BRIEF →
Please copy out all lines of the entries that contain the word "editor".

RECORDS FOR THIS TASK →
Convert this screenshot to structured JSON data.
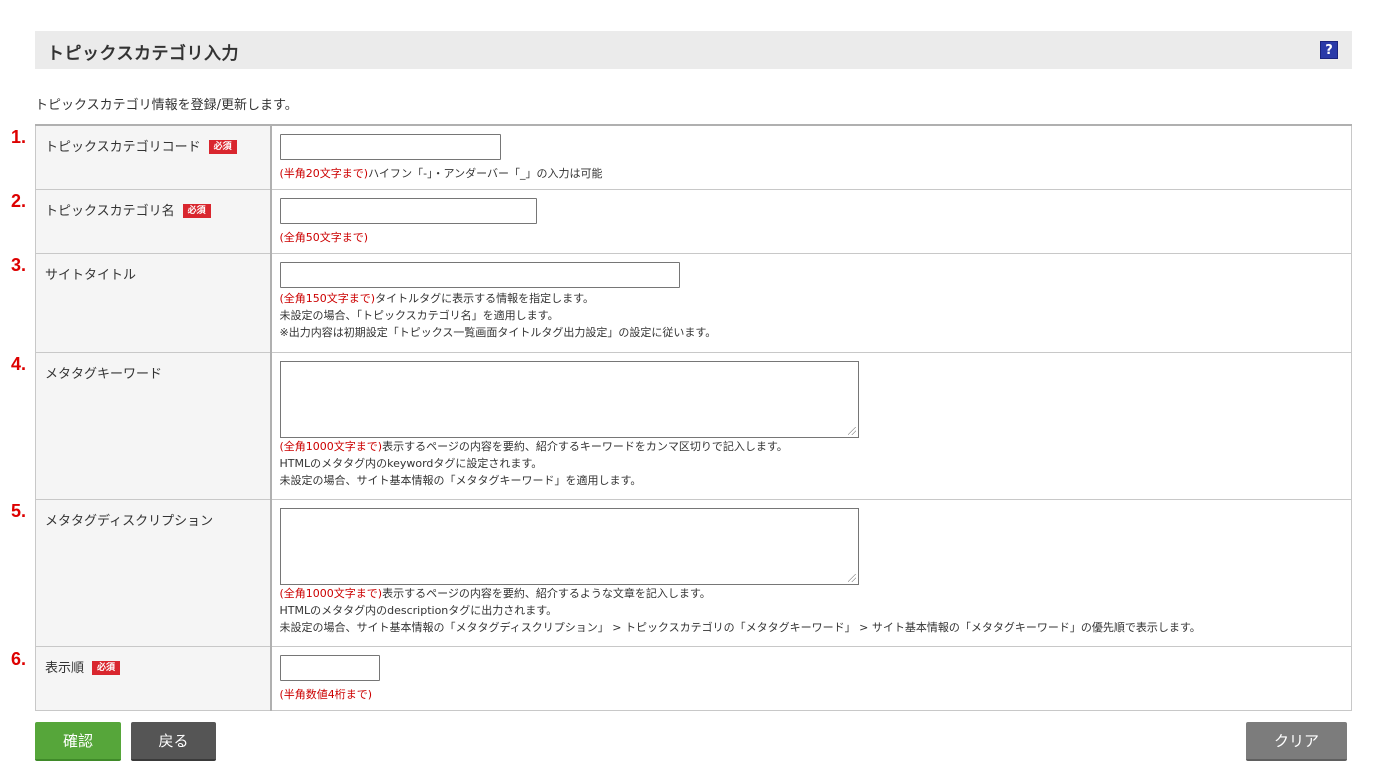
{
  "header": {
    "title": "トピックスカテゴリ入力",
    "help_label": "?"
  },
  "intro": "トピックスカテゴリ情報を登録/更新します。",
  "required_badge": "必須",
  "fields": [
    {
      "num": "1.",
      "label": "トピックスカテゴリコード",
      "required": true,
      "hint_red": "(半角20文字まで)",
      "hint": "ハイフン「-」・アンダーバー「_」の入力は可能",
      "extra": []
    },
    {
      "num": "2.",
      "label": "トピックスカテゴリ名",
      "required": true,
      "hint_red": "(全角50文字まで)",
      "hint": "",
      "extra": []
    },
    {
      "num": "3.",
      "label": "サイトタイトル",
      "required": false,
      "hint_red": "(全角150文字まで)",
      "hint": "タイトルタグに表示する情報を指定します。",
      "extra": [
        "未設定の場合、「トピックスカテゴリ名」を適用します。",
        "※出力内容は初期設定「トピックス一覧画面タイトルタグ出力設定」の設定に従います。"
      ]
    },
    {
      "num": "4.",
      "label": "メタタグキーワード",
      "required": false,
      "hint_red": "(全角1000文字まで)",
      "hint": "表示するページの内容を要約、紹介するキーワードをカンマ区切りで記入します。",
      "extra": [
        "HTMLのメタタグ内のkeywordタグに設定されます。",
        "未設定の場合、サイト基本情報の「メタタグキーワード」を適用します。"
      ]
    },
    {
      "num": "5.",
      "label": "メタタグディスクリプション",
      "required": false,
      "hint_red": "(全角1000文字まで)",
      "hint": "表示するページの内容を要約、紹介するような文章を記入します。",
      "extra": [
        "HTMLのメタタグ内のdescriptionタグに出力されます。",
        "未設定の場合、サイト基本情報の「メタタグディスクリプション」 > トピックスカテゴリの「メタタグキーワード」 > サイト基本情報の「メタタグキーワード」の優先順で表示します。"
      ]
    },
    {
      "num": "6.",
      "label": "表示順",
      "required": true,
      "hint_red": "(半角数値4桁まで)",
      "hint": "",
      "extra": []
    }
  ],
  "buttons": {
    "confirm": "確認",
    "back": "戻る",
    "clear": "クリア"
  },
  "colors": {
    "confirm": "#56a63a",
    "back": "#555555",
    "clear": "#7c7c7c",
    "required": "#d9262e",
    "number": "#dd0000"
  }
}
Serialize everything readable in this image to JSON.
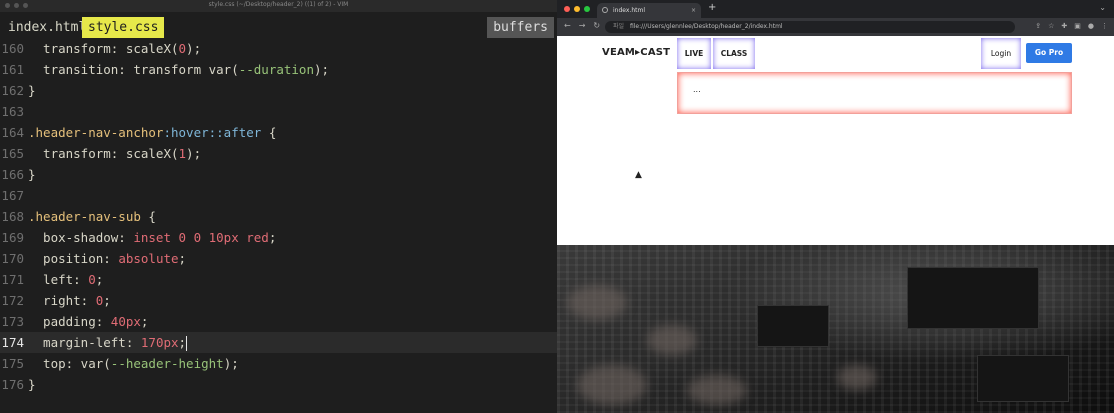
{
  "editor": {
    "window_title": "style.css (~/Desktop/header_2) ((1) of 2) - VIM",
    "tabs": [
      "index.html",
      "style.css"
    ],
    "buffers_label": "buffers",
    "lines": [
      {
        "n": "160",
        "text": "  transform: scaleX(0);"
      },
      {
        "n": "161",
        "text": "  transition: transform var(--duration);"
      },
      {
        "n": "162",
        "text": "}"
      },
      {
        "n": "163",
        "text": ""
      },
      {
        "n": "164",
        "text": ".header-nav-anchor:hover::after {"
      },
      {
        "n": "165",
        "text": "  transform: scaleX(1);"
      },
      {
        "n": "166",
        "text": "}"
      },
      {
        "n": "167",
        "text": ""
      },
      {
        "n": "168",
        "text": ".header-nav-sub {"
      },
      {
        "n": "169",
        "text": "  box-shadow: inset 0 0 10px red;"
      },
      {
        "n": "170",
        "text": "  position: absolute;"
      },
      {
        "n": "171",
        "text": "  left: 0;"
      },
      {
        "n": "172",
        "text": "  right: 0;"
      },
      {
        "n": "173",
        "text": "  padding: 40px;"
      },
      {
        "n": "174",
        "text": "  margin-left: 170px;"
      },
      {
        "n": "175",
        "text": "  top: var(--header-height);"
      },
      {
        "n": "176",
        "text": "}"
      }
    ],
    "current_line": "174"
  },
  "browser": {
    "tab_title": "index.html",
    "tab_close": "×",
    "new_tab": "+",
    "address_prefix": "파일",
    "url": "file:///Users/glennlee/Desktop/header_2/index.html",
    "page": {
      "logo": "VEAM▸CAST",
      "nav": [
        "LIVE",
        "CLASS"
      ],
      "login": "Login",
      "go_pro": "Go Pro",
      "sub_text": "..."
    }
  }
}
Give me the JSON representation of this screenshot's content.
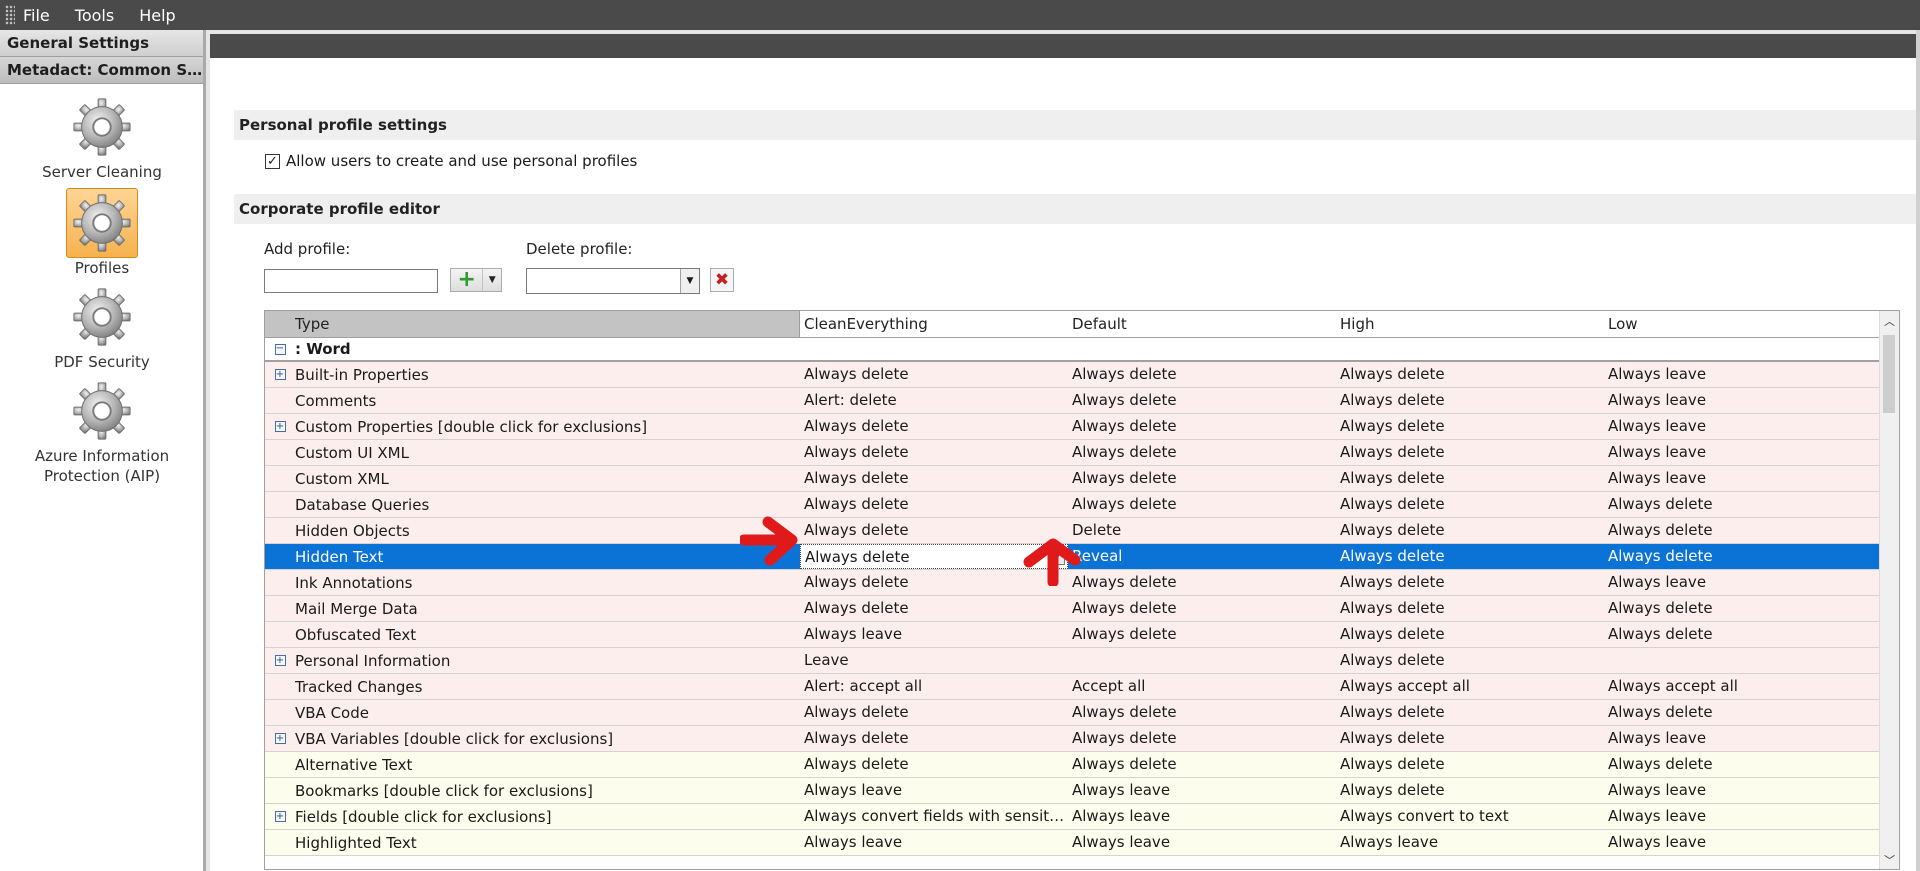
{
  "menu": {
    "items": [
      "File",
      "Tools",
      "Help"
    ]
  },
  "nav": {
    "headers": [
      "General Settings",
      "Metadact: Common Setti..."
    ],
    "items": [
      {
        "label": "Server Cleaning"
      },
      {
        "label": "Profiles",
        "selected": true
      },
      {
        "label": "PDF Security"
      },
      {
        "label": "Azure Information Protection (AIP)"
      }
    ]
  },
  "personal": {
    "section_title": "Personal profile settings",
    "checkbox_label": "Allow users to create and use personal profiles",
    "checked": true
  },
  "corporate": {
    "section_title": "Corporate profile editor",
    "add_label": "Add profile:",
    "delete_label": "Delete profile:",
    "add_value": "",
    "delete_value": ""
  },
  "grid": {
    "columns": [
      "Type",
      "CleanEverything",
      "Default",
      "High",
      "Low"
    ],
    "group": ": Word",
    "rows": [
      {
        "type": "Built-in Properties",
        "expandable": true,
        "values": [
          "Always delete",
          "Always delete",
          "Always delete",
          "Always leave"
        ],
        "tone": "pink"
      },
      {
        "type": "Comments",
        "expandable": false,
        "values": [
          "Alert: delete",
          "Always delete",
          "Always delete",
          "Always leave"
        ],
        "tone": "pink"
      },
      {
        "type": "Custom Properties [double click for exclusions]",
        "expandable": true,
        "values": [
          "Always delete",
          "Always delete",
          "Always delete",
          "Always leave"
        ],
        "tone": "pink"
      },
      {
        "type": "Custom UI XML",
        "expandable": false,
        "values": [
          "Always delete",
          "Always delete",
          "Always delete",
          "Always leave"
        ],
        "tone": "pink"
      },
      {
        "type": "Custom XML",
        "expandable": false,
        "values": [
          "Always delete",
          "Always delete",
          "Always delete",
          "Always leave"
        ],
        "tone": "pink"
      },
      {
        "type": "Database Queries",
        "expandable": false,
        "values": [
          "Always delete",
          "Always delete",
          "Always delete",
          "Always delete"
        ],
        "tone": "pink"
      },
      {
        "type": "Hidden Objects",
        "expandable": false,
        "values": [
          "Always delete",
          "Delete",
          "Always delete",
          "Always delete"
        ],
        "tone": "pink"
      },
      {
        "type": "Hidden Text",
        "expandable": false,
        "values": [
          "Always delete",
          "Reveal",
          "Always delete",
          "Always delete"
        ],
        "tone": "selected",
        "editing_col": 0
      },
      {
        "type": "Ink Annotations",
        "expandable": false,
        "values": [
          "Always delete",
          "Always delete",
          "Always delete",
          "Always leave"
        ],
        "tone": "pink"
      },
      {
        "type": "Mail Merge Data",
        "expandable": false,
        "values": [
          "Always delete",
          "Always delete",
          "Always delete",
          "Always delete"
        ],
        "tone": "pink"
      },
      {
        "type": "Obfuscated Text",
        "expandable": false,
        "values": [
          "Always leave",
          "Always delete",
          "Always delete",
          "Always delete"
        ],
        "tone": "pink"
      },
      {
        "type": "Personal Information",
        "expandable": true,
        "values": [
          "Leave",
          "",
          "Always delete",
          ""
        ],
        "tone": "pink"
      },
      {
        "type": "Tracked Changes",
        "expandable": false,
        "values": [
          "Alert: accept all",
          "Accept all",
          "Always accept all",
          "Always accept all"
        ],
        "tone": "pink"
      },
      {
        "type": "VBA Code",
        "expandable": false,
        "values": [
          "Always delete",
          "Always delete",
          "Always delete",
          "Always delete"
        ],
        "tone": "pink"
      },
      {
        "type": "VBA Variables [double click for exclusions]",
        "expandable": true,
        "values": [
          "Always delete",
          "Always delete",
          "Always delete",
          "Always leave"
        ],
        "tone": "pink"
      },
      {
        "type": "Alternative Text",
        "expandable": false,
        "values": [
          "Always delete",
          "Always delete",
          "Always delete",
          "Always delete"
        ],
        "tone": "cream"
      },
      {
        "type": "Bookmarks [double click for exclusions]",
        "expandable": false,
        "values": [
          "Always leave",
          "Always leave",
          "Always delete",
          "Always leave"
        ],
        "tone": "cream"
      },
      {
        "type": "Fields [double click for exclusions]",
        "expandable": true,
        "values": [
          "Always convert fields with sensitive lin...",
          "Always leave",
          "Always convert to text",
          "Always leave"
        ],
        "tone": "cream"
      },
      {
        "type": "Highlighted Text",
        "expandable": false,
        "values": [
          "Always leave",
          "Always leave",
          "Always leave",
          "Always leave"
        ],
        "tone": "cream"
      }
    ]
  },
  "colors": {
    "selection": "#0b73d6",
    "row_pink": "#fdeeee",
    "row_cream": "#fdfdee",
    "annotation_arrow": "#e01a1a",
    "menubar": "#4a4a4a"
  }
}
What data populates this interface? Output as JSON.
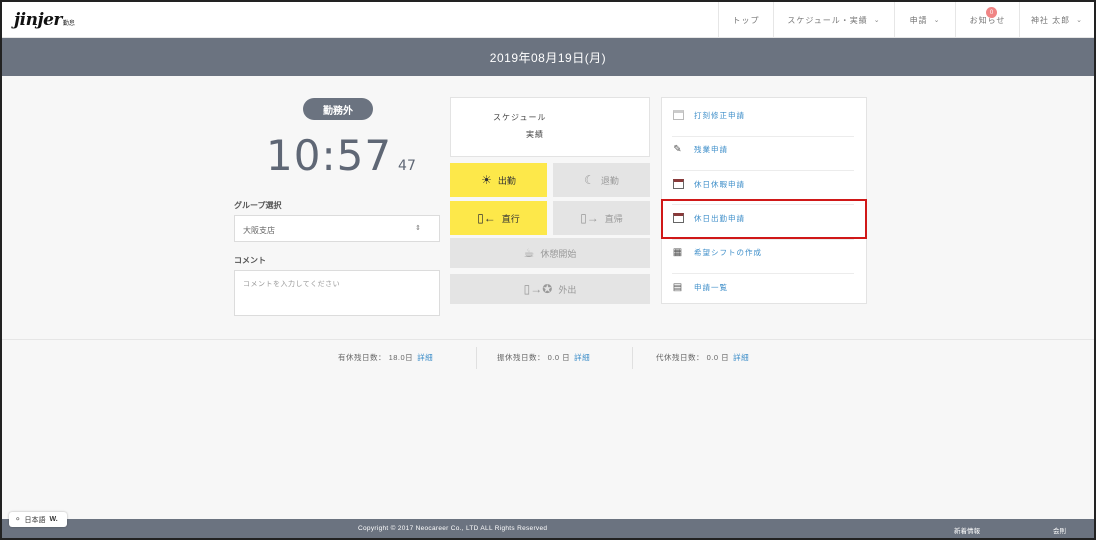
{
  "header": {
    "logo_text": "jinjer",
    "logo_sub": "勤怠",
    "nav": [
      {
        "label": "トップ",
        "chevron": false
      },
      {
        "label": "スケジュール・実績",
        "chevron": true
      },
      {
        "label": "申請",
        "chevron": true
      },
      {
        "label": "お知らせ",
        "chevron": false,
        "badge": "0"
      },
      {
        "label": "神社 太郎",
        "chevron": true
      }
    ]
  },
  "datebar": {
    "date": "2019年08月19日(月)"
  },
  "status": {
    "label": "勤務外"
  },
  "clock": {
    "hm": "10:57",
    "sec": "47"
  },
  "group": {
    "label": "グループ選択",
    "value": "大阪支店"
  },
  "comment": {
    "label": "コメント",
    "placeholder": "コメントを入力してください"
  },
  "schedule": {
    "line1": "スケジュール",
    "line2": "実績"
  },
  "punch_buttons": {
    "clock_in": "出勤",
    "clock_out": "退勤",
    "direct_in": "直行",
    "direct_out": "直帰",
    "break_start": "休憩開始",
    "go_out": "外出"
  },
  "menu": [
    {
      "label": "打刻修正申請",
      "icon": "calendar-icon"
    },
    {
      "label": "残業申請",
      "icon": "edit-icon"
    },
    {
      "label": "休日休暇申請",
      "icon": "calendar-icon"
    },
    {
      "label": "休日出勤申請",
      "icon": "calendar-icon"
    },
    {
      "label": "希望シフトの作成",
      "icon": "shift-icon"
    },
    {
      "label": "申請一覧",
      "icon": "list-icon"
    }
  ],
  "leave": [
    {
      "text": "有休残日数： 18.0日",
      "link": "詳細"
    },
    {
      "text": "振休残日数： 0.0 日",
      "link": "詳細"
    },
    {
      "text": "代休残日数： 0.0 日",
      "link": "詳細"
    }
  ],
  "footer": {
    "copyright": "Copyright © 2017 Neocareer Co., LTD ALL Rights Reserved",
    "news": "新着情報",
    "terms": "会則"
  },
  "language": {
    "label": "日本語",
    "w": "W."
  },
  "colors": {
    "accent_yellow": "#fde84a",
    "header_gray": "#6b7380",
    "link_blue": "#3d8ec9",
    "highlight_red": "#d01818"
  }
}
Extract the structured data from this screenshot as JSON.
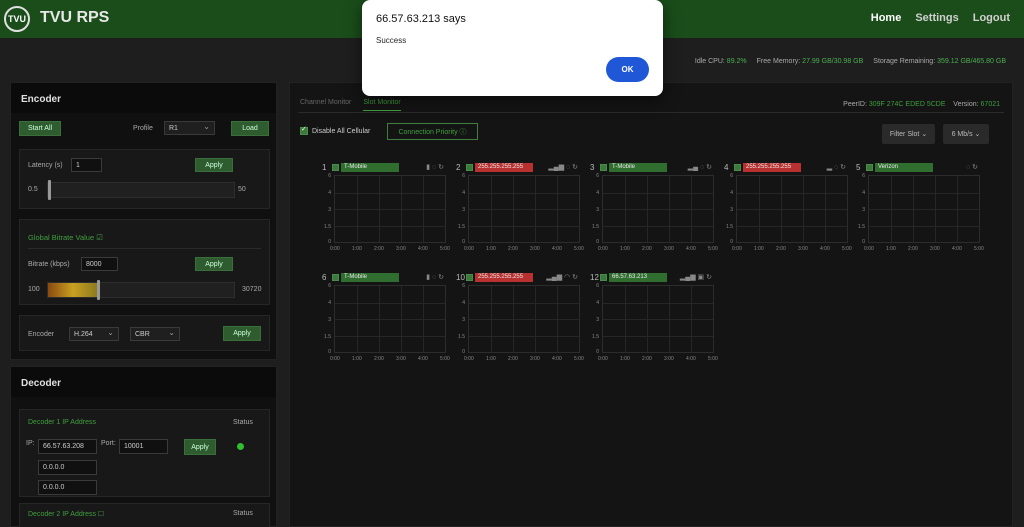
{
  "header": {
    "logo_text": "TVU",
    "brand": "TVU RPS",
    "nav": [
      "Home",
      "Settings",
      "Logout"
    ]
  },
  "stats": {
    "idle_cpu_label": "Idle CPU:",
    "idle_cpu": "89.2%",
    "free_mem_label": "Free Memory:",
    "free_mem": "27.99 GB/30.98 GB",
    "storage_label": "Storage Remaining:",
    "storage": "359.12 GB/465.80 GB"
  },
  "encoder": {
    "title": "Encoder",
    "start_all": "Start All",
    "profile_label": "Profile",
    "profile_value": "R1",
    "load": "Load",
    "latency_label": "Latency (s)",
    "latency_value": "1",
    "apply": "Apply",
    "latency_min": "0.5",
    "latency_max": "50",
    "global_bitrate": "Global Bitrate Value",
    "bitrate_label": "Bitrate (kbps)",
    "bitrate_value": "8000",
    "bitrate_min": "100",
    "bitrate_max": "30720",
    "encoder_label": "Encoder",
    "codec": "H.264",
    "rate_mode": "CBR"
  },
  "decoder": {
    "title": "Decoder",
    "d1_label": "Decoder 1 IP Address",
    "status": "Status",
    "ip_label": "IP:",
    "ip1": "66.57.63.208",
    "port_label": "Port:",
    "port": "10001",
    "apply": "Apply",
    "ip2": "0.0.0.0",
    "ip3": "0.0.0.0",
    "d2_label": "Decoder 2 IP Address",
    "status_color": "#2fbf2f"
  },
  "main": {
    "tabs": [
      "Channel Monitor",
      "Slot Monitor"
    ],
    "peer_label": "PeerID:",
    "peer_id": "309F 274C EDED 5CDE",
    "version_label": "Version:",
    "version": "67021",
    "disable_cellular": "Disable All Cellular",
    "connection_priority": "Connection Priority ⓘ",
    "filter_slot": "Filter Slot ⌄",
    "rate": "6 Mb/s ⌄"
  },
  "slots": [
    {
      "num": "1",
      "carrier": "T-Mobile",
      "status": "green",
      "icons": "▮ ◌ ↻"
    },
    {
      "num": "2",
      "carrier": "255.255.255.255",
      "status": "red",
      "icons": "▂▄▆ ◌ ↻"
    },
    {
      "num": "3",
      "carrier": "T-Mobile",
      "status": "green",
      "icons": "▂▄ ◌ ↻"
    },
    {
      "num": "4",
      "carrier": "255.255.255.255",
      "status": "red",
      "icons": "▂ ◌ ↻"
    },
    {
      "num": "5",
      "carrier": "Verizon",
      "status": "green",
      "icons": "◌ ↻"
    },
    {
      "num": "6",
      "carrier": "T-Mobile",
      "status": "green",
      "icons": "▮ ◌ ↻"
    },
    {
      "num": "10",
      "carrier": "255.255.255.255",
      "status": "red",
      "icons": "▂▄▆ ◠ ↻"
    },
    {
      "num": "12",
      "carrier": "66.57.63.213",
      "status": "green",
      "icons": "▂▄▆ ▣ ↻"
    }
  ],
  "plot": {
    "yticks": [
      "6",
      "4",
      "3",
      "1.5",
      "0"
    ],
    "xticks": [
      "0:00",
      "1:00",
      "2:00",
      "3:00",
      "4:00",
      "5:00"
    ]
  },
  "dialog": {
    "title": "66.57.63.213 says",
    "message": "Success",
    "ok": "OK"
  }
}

OUTPUT BELOW →
  "editor": {
    "section_title": "Corporate profile editor",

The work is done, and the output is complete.